### YOUR ASSIGNMENT:
Write out every record below exactly as it appears.

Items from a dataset
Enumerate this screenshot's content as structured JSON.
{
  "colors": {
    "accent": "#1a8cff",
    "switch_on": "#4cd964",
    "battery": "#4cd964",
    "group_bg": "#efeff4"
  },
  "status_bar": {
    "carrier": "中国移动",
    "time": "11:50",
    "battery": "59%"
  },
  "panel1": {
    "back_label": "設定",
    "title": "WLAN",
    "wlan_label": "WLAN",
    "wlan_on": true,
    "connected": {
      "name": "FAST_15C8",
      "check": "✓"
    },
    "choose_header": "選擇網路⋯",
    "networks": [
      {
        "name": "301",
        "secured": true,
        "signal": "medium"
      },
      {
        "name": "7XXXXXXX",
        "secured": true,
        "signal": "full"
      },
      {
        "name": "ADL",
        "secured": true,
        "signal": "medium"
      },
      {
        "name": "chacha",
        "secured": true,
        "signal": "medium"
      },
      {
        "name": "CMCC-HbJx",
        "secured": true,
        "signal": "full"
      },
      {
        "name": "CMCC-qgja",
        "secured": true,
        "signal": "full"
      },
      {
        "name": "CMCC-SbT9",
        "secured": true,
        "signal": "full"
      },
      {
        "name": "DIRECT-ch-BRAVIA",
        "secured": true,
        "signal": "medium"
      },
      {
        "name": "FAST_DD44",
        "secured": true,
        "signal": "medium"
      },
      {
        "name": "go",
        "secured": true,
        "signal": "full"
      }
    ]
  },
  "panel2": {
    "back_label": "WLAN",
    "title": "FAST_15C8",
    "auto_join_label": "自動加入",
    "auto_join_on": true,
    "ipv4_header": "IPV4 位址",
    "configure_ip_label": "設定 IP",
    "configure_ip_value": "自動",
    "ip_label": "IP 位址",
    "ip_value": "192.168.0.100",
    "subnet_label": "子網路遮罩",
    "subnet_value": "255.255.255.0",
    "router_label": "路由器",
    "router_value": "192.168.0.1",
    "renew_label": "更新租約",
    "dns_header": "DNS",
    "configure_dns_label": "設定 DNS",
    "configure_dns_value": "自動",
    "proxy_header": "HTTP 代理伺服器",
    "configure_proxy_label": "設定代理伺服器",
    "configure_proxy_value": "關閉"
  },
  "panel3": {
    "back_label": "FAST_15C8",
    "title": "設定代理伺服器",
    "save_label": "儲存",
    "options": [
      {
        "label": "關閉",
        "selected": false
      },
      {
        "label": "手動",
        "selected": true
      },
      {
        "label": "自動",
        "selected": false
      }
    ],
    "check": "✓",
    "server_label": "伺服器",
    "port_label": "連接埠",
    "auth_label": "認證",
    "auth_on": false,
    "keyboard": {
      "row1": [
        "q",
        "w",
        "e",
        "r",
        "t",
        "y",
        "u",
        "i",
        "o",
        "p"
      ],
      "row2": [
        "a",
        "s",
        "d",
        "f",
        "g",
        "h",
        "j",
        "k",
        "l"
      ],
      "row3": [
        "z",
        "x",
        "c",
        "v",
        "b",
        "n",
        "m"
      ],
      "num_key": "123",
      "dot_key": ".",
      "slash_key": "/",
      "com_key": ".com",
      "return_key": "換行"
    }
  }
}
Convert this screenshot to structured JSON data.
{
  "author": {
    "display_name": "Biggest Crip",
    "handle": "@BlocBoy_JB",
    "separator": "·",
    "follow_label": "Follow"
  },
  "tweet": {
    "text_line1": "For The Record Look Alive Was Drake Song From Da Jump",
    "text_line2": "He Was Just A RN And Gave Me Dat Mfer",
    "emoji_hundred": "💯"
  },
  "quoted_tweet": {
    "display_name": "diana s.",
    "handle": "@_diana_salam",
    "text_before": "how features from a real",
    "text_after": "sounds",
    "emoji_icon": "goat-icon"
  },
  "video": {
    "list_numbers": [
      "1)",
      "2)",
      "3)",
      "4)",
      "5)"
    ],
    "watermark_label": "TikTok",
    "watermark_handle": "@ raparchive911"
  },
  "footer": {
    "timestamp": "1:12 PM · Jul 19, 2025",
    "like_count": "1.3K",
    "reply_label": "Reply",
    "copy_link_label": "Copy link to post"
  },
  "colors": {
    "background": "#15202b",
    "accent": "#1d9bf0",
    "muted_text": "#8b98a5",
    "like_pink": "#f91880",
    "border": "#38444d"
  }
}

### RESULT OF THE EXERCISE:
Enumerate this screenshot's content as structured JSON.
{
  "colors": {
    "accent": "#1a8cff",
    "switch_on": "#4cd964",
    "battery": "#4cd964",
    "group_bg": "#efeff4"
  },
  "status_bar": {
    "carrier": "中国移动",
    "time": "11:50",
    "battery": "59%"
  },
  "panel1": {
    "back_label": "設定",
    "title": "WLAN",
    "wlan_label": "WLAN",
    "wlan_on": true,
    "connected": {
      "name": "FAST_15C8",
      "check": "✓"
    },
    "choose_header": "選擇網路⋯",
    "networks": [
      {
        "name": "301",
        "secured": true,
        "signal": "medium"
      },
      {
        "name": "7XXXXXXX",
        "secured": true,
        "signal": "full"
      },
      {
        "name": "ADL",
        "secured": true,
        "signal": "medium"
      },
      {
        "name": "chacha",
        "secured": true,
        "signal": "medium"
      },
      {
        "name": "CMCC-HbJx",
        "secured": true,
        "signal": "full"
      },
      {
        "name": "CMCC-qgja",
        "secured": true,
        "signal": "full"
      },
      {
        "name": "CMCC-SbT9",
        "secured": true,
        "signal": "full"
      },
      {
        "name": "DIRECT-ch-BRAVIA",
        "secured": true,
        "signal": "medium"
      },
      {
        "name": "FAST_DD44",
        "secured": true,
        "signal": "medium"
      },
      {
        "name": "go",
        "secured": true,
        "signal": "full"
      }
    ]
  },
  "panel2": {
    "back_label": "WLAN",
    "title": "FAST_15C8",
    "auto_join_label": "自動加入",
    "auto_join_on": true,
    "ipv4_header": "IPV4 位址",
    "configure_ip_label": "設定 IP",
    "configure_ip_value": "自動",
    "ip_label": "IP 位址",
    "ip_value": "192.168.0.100",
    "subnet_label": "子網路遮罩",
    "subnet_value": "255.255.255.0",
    "router_label": "路由器",
    "router_value": "192.168.0.1",
    "renew_label": "更新租約",
    "dns_header": "DNS",
    "configure_dns_label": "設定 DNS",
    "configure_dns_value": "自動",
    "proxy_header": "HTTP 代理伺服器",
    "configure_proxy_label": "設定代理伺服器",
    "configure_proxy_value": "關閉"
  },
  "panel3": {
    "back_label": "FAST_15C8",
    "title": "設定代理伺服器",
    "save_label": "儲存",
    "options": [
      {
        "label": "關閉",
        "selected": false
      },
      {
        "label": "手動",
        "selected": true
      },
      {
        "label": "自動",
        "selected": false
      }
    ],
    "check": "✓",
    "server_label": "伺服器",
    "port_label": "連接埠",
    "auth_label": "認證",
    "auth_on": false,
    "keyboard": {
      "row1": [
        "q",
        "w",
        "e",
        "r",
        "t",
        "y",
        "u",
        "i",
        "o",
        "p"
      ],
      "row2": [
        "a",
        "s",
        "d",
        "f",
        "g",
        "h",
        "j",
        "k",
        "l"
      ],
      "row3": [
        "z",
        "x",
        "c",
        "v",
        "b",
        "n",
        "m"
      ],
      "num_key": "123",
      "dot_key": ".",
      "slash_key": "/",
      "com_key": ".com",
      "return_key": "換行"
    }
  }
}
Convert this screenshot to structured JSON data.
{
  "author": {
    "display_name": "Biggest Crip",
    "handle": "@BlocBoy_JB",
    "separator": "·",
    "follow_label": "Follow"
  },
  "tweet": {
    "text_line1": "For The Record Look Alive Was Drake Song From Da Jump",
    "text_line2": "He Was Just A RN And Gave Me Dat Mfer",
    "emoji_hundred": "💯"
  },
  "quoted_tweet": {
    "display_name": "diana s.",
    "handle": "@_diana_salam",
    "text_before": "how features from a real",
    "text_after": "sounds",
    "emoji_icon": "goat-icon"
  },
  "video": {
    "list_numbers": [
      "1)",
      "2)",
      "3)",
      "4)",
      "5)"
    ],
    "watermark_label": "TikTok",
    "watermark_handle": "@ raparchive911"
  },
  "footer": {
    "timestamp": "1:12 PM · Jul 19, 2025",
    "like_count": "1.3K",
    "reply_label": "Reply",
    "copy_link_label": "Copy link to post"
  },
  "colors": {
    "background": "#15202b",
    "accent": "#1d9bf0",
    "muted_text": "#8b98a5",
    "like_pink": "#f91880",
    "border": "#38444d"
  }
}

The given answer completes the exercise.